___ DATA SECTION

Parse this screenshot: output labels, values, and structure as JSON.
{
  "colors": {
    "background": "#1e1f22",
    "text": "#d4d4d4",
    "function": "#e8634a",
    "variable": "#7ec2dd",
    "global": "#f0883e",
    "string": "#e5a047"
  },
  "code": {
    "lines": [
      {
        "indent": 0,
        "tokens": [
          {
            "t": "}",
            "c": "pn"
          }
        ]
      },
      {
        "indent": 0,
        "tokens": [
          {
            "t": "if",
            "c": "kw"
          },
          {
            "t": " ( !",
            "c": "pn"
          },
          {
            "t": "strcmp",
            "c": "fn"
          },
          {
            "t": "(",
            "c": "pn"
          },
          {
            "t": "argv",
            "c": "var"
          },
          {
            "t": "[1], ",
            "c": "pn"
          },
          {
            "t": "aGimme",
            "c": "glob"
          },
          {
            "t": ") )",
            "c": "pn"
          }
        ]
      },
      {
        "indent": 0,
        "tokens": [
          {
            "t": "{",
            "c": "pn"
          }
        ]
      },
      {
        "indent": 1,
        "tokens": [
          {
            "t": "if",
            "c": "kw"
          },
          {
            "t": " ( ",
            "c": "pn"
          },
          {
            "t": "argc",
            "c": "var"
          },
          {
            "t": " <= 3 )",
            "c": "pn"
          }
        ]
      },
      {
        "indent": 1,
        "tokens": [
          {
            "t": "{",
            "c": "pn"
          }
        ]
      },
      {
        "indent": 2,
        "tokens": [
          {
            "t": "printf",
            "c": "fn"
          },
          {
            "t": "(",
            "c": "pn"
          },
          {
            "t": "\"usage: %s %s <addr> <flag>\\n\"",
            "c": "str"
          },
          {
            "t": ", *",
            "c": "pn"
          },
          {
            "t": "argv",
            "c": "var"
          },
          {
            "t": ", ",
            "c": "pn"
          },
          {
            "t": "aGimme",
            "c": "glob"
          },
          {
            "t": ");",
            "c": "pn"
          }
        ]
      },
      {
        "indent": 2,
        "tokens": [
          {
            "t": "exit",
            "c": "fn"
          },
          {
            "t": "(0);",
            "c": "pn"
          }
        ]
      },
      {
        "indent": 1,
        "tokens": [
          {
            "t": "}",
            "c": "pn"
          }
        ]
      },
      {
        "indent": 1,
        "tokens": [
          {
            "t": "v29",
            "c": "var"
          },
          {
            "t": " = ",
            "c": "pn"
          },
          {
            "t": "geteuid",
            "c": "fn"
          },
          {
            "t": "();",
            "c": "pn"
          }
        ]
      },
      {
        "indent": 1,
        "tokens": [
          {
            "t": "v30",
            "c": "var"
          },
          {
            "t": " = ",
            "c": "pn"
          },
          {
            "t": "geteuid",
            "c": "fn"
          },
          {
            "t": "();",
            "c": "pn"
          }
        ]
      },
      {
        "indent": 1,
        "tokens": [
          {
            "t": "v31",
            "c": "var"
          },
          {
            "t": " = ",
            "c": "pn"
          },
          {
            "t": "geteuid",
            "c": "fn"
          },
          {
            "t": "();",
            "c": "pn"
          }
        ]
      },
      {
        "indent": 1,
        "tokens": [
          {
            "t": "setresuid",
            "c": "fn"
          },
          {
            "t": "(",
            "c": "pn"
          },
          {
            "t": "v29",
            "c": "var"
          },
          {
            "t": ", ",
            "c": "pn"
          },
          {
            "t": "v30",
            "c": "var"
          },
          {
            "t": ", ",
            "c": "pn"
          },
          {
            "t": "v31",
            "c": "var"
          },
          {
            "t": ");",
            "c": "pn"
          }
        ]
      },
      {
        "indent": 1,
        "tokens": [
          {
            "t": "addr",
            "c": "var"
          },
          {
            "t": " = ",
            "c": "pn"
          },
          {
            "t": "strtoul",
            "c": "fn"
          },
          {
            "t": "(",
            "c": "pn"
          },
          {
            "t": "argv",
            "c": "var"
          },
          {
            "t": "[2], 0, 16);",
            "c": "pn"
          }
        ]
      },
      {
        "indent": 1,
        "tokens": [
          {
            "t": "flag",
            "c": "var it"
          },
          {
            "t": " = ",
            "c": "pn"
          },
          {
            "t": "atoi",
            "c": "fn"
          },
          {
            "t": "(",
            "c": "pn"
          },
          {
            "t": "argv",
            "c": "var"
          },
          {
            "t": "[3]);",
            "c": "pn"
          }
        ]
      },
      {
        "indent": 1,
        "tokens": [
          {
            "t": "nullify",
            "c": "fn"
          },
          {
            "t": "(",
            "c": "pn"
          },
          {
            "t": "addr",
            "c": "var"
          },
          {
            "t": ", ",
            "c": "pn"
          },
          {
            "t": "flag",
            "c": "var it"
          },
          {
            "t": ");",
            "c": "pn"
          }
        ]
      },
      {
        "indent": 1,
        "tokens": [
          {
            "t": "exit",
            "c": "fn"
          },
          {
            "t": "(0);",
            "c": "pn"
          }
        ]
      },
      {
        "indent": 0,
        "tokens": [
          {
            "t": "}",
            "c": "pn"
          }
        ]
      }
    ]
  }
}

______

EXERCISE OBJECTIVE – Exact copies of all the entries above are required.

EXERCISE RESPONSE –
Parse this screenshot: output labels, values, and structure as JSON.
{
  "colors": {
    "background": "#1e1f22",
    "text": "#d4d4d4",
    "function": "#e8634a",
    "variable": "#7ec2dd",
    "global": "#f0883e",
    "string": "#e5a047"
  },
  "code": {
    "lines": [
      {
        "indent": 0,
        "tokens": [
          {
            "t": "}",
            "c": "pn"
          }
        ]
      },
      {
        "indent": 0,
        "tokens": [
          {
            "t": "if",
            "c": "kw"
          },
          {
            "t": " ( !",
            "c": "pn"
          },
          {
            "t": "strcmp",
            "c": "fn"
          },
          {
            "t": "(",
            "c": "pn"
          },
          {
            "t": "argv",
            "c": "var"
          },
          {
            "t": "[1], ",
            "c": "pn"
          },
          {
            "t": "aGimme",
            "c": "glob"
          },
          {
            "t": ") )",
            "c": "pn"
          }
        ]
      },
      {
        "indent": 0,
        "tokens": [
          {
            "t": "{",
            "c": "pn"
          }
        ]
      },
      {
        "indent": 1,
        "tokens": [
          {
            "t": "if",
            "c": "kw"
          },
          {
            "t": " ( ",
            "c": "pn"
          },
          {
            "t": "argc",
            "c": "var"
          },
          {
            "t": " <= 3 )",
            "c": "pn"
          }
        ]
      },
      {
        "indent": 1,
        "tokens": [
          {
            "t": "{",
            "c": "pn"
          }
        ]
      },
      {
        "indent": 2,
        "tokens": [
          {
            "t": "printf",
            "c": "fn"
          },
          {
            "t": "(",
            "c": "pn"
          },
          {
            "t": "\"usage: %s %s <addr> <flag>\\n\"",
            "c": "str"
          },
          {
            "t": ", *",
            "c": "pn"
          },
          {
            "t": "argv",
            "c": "var"
          },
          {
            "t": ", ",
            "c": "pn"
          },
          {
            "t": "aGimme",
            "c": "glob"
          },
          {
            "t": ");",
            "c": "pn"
          }
        ]
      },
      {
        "indent": 2,
        "tokens": [
          {
            "t": "exit",
            "c": "fn"
          },
          {
            "t": "(0);",
            "c": "pn"
          }
        ]
      },
      {
        "indent": 1,
        "tokens": [
          {
            "t": "}",
            "c": "pn"
          }
        ]
      },
      {
        "indent": 1,
        "tokens": [
          {
            "t": "v29",
            "c": "var"
          },
          {
            "t": " = ",
            "c": "pn"
          },
          {
            "t": "geteuid",
            "c": "fn"
          },
          {
            "t": "();",
            "c": "pn"
          }
        ]
      },
      {
        "indent": 1,
        "tokens": [
          {
            "t": "v30",
            "c": "var"
          },
          {
            "t": " = ",
            "c": "pn"
          },
          {
            "t": "geteuid",
            "c": "fn"
          },
          {
            "t": "();",
            "c": "pn"
          }
        ]
      },
      {
        "indent": 1,
        "tokens": [
          {
            "t": "v31",
            "c": "var"
          },
          {
            "t": " = ",
            "c": "pn"
          },
          {
            "t": "geteuid",
            "c": "fn"
          },
          {
            "t": "();",
            "c": "pn"
          }
        ]
      },
      {
        "indent": 1,
        "tokens": [
          {
            "t": "setresuid",
            "c": "fn"
          },
          {
            "t": "(",
            "c": "pn"
          },
          {
            "t": "v29",
            "c": "var"
          },
          {
            "t": ", ",
            "c": "pn"
          },
          {
            "t": "v30",
            "c": "var"
          },
          {
            "t": ", ",
            "c": "pn"
          },
          {
            "t": "v31",
            "c": "var"
          },
          {
            "t": ");",
            "c": "pn"
          }
        ]
      },
      {
        "indent": 1,
        "tokens": [
          {
            "t": "addr",
            "c": "var"
          },
          {
            "t": " = ",
            "c": "pn"
          },
          {
            "t": "strtoul",
            "c": "fn"
          },
          {
            "t": "(",
            "c": "pn"
          },
          {
            "t": "argv",
            "c": "var"
          },
          {
            "t": "[2], 0, 16);",
            "c": "pn"
          }
        ]
      },
      {
        "indent": 1,
        "tokens": [
          {
            "t": "flag",
            "c": "var it"
          },
          {
            "t": " = ",
            "c": "pn"
          },
          {
            "t": "atoi",
            "c": "fn"
          },
          {
            "t": "(",
            "c": "pn"
          },
          {
            "t": "argv",
            "c": "var"
          },
          {
            "t": "[3]);",
            "c": "pn"
          }
        ]
      },
      {
        "indent": 1,
        "tokens": [
          {
            "t": "nullify",
            "c": "fn"
          },
          {
            "t": "(",
            "c": "pn"
          },
          {
            "t": "addr",
            "c": "var"
          },
          {
            "t": ", ",
            "c": "pn"
          },
          {
            "t": "flag",
            "c": "var it"
          },
          {
            "t": ");",
            "c": "pn"
          }
        ]
      },
      {
        "indent": 1,
        "tokens": [
          {
            "t": "exit",
            "c": "fn"
          },
          {
            "t": "(0);",
            "c": "pn"
          }
        ]
      },
      {
        "indent": 0,
        "tokens": [
          {
            "t": "}",
            "c": "pn"
          }
        ]
      }
    ]
  }
}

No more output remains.